## To do
Output only the line that contains "What's the underlying" and the lines after it, all verbatim, through the last one below.

----------------

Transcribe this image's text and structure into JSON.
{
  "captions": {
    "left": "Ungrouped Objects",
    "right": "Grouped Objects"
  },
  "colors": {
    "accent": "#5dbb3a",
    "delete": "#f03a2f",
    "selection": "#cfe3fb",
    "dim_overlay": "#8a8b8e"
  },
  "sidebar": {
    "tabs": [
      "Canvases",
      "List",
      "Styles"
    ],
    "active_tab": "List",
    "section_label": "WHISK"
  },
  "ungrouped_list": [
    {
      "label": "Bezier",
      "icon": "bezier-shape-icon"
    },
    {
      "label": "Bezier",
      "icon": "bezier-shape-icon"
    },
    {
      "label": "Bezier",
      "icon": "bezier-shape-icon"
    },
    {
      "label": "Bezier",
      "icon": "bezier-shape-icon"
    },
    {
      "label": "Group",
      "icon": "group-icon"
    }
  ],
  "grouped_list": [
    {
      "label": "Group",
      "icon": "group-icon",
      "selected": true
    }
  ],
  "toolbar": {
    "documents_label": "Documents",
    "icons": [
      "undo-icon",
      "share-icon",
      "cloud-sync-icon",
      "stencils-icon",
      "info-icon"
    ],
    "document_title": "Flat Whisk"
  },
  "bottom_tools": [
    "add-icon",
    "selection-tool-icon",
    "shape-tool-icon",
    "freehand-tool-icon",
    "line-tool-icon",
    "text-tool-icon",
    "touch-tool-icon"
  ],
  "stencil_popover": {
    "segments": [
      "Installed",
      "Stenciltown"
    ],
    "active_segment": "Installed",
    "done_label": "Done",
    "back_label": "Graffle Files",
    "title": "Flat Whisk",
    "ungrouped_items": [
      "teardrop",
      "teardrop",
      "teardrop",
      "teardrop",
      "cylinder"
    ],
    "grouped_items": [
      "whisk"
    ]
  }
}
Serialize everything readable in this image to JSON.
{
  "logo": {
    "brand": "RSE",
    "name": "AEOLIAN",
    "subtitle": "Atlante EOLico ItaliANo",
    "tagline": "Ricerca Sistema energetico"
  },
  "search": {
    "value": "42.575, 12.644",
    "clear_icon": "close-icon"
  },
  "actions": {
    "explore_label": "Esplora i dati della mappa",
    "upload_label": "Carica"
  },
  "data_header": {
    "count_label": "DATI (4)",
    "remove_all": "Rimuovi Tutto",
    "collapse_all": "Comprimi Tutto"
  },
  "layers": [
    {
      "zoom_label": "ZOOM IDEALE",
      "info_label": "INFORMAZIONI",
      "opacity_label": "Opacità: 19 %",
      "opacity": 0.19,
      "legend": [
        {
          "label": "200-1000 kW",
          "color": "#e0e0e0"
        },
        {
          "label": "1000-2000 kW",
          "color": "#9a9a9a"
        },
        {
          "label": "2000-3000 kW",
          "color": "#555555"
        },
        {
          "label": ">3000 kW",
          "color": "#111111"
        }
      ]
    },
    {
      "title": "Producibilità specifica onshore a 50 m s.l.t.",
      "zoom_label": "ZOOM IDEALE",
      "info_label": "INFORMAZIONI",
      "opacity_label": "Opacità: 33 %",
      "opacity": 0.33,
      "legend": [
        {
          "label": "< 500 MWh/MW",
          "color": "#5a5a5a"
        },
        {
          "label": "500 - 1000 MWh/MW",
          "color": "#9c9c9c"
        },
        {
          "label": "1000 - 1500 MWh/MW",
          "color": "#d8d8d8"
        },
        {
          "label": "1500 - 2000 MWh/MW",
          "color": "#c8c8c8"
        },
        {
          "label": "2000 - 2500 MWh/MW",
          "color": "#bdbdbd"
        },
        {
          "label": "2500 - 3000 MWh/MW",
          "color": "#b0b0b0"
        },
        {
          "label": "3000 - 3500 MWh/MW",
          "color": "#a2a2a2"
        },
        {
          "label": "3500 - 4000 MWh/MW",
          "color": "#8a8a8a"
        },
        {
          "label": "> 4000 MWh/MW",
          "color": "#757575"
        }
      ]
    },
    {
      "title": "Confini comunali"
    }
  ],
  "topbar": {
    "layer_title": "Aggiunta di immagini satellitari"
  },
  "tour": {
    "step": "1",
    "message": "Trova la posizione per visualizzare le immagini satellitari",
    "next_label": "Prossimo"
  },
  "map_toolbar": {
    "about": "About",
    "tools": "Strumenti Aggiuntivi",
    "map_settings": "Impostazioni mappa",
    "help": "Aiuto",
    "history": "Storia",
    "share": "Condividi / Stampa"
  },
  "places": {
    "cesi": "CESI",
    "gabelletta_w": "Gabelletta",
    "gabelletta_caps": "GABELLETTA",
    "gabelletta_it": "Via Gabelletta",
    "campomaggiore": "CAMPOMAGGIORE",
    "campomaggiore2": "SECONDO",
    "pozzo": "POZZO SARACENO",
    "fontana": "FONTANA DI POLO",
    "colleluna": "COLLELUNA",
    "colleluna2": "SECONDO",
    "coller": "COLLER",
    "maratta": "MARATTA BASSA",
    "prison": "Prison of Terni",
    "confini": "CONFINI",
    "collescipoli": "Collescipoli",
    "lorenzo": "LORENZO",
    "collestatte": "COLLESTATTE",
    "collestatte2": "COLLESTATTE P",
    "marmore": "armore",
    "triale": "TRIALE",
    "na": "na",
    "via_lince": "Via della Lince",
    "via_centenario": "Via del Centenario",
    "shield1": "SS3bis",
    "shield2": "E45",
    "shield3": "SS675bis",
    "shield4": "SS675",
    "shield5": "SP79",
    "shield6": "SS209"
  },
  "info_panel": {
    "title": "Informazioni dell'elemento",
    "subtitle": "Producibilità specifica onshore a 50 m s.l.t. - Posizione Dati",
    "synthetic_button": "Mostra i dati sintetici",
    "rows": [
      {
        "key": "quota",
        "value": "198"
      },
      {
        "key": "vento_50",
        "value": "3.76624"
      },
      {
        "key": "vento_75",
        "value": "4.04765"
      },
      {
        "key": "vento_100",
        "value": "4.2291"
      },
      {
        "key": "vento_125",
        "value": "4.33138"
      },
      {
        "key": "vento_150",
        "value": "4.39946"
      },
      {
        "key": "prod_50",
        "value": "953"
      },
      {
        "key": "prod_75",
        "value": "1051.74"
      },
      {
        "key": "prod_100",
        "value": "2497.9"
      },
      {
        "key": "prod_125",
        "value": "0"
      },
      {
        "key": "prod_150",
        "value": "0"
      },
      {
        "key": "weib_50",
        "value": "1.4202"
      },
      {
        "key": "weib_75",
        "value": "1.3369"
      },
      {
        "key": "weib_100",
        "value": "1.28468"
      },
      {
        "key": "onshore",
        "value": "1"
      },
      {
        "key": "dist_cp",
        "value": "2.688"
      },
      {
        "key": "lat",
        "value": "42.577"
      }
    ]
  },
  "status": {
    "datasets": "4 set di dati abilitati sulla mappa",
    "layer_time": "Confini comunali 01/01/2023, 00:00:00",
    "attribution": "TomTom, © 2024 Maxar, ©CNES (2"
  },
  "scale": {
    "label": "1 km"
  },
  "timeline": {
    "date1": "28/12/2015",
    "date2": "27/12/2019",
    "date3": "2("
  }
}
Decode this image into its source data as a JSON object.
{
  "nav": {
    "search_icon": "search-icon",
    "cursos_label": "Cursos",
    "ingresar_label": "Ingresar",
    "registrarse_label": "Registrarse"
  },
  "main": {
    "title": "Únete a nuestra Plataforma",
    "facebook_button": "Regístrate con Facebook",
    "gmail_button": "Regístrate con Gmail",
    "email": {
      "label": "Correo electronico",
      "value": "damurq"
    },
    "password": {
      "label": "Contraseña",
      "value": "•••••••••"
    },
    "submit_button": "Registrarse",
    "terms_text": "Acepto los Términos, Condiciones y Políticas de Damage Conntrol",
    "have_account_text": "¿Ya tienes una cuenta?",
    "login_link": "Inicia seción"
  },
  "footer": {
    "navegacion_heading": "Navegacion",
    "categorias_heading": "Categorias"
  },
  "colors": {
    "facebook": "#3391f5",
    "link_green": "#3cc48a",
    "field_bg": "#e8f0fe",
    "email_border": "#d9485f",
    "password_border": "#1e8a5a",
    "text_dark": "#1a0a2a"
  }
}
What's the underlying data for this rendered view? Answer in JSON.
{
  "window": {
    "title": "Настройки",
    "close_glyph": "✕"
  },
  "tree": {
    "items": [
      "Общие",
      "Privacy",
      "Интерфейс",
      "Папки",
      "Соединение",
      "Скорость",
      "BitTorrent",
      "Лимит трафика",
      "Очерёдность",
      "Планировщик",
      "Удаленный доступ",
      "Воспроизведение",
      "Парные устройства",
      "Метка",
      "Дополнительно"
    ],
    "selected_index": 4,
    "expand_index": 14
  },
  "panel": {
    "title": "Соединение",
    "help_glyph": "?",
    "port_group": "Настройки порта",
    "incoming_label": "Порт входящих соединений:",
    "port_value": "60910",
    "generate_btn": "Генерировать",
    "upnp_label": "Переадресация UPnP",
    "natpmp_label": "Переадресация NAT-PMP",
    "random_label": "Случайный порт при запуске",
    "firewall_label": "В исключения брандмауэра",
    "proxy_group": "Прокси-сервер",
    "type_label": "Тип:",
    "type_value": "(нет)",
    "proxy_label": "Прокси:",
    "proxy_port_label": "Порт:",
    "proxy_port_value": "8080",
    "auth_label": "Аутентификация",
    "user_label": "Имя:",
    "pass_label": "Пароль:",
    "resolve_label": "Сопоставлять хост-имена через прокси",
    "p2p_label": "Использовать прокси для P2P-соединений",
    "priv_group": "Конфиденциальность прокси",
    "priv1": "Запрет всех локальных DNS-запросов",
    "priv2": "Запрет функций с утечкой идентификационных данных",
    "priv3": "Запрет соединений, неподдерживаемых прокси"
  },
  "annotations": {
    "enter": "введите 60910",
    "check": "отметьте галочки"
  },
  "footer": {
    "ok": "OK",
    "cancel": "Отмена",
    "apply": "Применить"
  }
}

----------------

## Reply
What's the underlying data for this rendered view? Answer in JSON.
{
  "window": {
    "title": "Настройки",
    "close_glyph": "✕"
  },
  "tree": {
    "items": [
      "Общие",
      "Privacy",
      "Интерфейс",
      "Папки",
      "Соединение",
      "Скорость",
      "BitTorrent",
      "Лимит трафика",
      "Очерёдность",
      "Планировщик",
      "Удаленный доступ",
      "Воспроизведение",
      "Парные устройства",
      "Метка",
      "Дополнительно"
    ],
    "selected_index": 4,
    "expand_index": 14
  },
  "panel": {
    "title": "Соединение",
    "help_glyph": "?",
    "port_group": "Настройки порта",
    "incoming_label": "Порт входящих соединений:",
    "port_value": "60910",
    "generate_btn": "Генерировать",
    "upnp_label": "Переадресация UPnP",
    "natpmp_label": "Переадресация NAT-PMP",
    "random_label": "Случайный порт при запуске",
    "firewall_label": "В исключения брандмауэра",
    "proxy_group": "Прокси-сервер",
    "type_label": "Тип:",
    "type_value": "(нет)",
    "proxy_label": "Прокси:",
    "proxy_port_label": "Порт:",
    "proxy_port_value": "8080",
    "auth_label": "Аутентификация",
    "user_label": "Имя:",
    "pass_label": "Пароль:",
    "resolve_label": "Сопоставлять хост-имена через прокси",
    "p2p_label": "Использовать прокси для P2P-соединений",
    "priv_group": "Конфиденциальность прокси",
    "priv1": "Запрет всех локальных DNS-запросов",
    "priv2": "Запрет функций с утечкой идентификационных данных",
    "priv3": "Запрет соединений, неподдерживаемых прокси"
  },
  "annotations": {
    "enter": "введите 60910",
    "check": "отметьте галочки"
  },
  "footer": {
    "ok": "OK",
    "cancel": "Отмена",
    "apply": "Применить"
  }
}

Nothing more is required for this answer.